Asanas, which form the first part of Hatha Yoga, bring about bodily and mental stability, which is a mark of perfect health. They make the body active and supple, by removing the impurities and extra fat.
The next two parts, namely Mudra and Pranayama, are aimed at making the breath silent, thereby activating certain dormant areas of our nervous system, when the nerves are completely divested of all impurities. This is spoken of in yogic terms as the arousal of the Kundalini, the divine power that usually lies dormant in human beings. We shall have occasion to discuss the notion of the Kundalini in detail while dealing with the techniques of the Mudras and Pranayama. The fourth part of Hatha Yoga, which is supposed to be the result of an intense and prolonged practice of the first three parts, is associated with concentrating the mind on the subtle sounds (nada) which an advanced student of yoga can hear after arousal of the Kundalini. This phenomenon continues for a while, and the student hears progressively subtler sounds until at least the nada becomes silent, making the mind completely absorbed in itself. This state is described by words like samadhi, sahajavastha, unmani, etc., and is the highest state of happiness that remains ever undisturbed by whatever happens in one’s life. Such a person may rightly be said to have reached the goal of yoga that is common to all the varieties of yoga. It is indeed the state of liberation in bodily existence.
We shall here try to describe this state at some length, with a view to make two points clear, namely, what yoga really stands for, and who can be considered a real yogi. A student of yoga should understand these two points very clearly. A lot of confusion seems to prevail among the minds of many people, on these two points. We are obviously not referring here to people, who, with their long grown beards and hair, move about in the masses as masters of yoga, trying to impress people with demonstrations of unusual powers concerning bending metal bars, breaking thick metal plates, stopping moving cars, or walking on fire or water. Patanjali has mentioned many yogic powers or siddhis in the third chapter of the Yaga Sutra. But he has clearly warned the students of yoga against an unwise use and exhibition of them, by declaring that they are actually distractions in the path of samadhi.
A yogi, to be sure, is a person who behaves in everyday life like other persons. He has his biological needs; he has to eat and drink in order to keep the body living. But on the psychological plane his behaviour shows a vast difference. He is not motivated in the same fashion as most of us are. He has nothing to attain in the world for himself. Yet, he keeps on working for the good of humanity. His sense organs do work like those of others, but he is not swayed away by the sensations, nor does his mind run after objects of enjoyment. Jnaneshwara, the great master of yoga, has described the behaviour of a yogi in a very interesting manner as follows:
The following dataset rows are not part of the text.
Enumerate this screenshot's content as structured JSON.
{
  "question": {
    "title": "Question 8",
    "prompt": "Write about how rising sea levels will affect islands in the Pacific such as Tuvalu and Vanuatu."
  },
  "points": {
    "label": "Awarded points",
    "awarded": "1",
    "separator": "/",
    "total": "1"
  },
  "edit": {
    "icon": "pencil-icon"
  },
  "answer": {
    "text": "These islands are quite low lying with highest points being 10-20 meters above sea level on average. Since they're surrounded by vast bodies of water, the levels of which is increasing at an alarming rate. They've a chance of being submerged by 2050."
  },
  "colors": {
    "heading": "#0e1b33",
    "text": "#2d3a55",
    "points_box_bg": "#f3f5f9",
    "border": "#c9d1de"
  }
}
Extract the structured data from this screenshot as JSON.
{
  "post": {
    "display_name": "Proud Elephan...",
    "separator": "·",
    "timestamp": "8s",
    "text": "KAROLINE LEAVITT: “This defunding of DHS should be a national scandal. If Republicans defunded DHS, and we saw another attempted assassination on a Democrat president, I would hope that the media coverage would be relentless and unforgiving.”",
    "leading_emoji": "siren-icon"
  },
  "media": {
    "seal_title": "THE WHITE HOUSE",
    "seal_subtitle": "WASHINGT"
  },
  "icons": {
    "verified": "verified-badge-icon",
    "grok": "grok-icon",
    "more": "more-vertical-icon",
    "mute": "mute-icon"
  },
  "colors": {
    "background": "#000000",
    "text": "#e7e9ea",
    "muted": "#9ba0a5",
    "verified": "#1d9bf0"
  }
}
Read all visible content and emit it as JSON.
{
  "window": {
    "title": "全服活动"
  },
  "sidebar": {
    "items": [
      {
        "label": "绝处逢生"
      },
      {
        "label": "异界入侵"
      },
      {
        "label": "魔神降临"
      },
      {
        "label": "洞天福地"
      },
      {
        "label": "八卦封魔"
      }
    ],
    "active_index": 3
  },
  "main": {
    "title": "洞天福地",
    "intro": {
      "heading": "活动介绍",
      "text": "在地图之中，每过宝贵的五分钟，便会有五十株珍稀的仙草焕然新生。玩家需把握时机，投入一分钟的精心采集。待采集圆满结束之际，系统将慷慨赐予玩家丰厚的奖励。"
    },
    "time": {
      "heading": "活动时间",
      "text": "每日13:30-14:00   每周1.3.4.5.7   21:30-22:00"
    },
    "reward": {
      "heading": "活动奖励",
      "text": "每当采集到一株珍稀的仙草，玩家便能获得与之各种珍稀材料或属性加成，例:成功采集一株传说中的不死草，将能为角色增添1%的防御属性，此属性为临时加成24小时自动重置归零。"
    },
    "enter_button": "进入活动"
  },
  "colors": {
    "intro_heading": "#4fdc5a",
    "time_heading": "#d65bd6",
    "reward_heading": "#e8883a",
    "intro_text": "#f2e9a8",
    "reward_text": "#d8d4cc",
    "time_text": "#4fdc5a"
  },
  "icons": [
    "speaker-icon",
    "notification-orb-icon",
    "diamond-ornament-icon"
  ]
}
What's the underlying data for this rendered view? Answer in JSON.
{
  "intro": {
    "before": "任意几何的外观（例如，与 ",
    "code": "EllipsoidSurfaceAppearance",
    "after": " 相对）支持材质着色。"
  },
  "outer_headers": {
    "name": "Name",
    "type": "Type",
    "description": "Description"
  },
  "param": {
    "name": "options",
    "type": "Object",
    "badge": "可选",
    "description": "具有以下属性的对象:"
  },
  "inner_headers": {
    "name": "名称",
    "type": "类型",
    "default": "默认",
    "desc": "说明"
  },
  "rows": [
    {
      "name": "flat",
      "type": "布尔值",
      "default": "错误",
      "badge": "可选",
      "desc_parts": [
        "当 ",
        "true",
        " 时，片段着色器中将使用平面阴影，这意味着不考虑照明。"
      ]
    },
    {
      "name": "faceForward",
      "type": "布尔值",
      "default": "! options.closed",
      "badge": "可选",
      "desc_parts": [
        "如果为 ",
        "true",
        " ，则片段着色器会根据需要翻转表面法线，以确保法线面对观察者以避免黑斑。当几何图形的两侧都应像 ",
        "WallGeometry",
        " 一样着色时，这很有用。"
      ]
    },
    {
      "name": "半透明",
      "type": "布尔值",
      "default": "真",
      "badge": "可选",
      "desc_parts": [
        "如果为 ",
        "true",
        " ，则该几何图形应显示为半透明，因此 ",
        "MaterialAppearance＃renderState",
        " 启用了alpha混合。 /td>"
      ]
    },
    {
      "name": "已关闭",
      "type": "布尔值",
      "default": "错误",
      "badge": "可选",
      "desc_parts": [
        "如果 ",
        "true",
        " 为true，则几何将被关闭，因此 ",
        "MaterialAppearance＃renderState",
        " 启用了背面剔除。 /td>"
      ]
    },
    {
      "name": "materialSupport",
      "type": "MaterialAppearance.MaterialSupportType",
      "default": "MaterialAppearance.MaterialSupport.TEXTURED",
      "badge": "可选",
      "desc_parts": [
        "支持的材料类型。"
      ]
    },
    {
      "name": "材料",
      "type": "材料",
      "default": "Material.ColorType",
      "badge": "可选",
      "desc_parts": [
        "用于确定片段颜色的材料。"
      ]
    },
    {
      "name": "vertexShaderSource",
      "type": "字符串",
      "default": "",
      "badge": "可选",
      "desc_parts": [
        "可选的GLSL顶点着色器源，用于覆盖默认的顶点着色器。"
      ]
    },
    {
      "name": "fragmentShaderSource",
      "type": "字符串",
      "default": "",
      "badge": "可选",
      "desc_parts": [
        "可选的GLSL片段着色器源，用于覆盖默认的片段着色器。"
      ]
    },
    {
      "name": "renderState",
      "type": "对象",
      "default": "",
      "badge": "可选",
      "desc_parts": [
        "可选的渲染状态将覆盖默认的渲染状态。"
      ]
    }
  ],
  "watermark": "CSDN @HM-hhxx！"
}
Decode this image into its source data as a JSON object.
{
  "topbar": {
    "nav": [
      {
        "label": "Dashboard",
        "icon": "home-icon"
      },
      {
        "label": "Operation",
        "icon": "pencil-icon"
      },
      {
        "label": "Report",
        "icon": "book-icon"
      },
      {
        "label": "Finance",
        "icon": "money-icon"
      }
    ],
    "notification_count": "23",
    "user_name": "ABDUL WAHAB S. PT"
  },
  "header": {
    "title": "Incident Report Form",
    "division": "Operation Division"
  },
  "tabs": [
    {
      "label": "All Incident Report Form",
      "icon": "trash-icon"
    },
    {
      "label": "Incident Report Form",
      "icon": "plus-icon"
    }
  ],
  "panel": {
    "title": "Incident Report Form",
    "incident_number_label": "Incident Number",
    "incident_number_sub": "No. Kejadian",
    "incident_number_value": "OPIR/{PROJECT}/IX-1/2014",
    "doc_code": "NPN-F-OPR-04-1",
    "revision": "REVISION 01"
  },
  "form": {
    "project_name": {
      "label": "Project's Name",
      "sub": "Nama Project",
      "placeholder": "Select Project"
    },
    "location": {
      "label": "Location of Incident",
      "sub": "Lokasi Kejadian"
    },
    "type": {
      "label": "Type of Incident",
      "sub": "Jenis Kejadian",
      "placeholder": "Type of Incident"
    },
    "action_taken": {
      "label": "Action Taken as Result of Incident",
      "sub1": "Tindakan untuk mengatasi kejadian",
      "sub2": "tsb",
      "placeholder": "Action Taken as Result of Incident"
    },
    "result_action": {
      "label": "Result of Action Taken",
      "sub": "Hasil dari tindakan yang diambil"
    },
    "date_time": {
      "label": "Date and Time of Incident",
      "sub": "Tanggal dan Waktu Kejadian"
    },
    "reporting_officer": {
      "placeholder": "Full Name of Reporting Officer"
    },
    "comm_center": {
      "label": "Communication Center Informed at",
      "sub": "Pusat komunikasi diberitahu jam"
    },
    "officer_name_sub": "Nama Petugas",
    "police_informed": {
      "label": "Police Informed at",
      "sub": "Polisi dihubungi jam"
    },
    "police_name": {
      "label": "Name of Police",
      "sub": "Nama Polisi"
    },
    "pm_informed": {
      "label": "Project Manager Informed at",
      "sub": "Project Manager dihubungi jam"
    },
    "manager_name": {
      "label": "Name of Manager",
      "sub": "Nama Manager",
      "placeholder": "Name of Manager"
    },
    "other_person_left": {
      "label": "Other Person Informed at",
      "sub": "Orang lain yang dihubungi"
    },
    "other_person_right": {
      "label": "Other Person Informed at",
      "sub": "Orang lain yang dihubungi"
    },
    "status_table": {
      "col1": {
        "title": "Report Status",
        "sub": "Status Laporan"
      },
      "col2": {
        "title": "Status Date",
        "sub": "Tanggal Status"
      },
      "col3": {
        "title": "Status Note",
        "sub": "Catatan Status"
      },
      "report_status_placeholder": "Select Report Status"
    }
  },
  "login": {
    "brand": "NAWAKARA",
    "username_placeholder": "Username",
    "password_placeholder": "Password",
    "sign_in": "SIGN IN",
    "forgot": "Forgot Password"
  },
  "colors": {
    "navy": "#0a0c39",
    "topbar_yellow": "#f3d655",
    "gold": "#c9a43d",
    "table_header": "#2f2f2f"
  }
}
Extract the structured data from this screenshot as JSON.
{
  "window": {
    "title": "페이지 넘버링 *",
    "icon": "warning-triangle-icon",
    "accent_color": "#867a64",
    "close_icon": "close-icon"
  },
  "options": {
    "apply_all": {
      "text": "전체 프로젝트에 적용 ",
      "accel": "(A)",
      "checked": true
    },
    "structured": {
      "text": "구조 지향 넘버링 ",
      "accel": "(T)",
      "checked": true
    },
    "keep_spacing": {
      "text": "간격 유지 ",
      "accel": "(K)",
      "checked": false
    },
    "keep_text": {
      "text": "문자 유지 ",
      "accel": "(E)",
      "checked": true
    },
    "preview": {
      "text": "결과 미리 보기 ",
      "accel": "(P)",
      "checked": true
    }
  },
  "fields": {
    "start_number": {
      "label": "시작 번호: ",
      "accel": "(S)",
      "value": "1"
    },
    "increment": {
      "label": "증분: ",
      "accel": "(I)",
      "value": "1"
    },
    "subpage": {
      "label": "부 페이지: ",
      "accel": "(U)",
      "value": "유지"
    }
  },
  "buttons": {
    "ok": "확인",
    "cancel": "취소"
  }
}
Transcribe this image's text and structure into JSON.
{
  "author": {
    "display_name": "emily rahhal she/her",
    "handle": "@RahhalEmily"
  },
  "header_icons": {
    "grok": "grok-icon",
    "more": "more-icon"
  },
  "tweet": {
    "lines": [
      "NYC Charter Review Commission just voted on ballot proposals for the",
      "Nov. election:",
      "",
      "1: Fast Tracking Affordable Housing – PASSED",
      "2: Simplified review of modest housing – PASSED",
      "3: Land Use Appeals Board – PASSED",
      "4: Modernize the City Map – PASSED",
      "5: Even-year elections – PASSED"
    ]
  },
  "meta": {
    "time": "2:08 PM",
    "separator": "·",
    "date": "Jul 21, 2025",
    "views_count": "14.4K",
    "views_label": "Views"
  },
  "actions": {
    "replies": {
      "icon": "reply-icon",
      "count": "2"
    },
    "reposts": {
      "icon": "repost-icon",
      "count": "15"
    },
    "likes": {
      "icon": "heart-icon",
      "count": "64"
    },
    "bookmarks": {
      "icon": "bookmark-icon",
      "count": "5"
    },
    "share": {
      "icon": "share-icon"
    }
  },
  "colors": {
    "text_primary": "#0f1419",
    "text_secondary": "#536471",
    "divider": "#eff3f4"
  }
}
“The yogi may apparently respond to experiences in life, but he remains unaffected or undisturbed from within. Just as the moon responds to moonlight or the ocean responds to showers of rain, the yogi reacts passively to whatever confronts him in life. His choicelessness, passivity and peace are never disturbed by whatever he does, and while his sense organs behave in their usual manner, his silent samadhi remains ever undisturbed with all that he does”.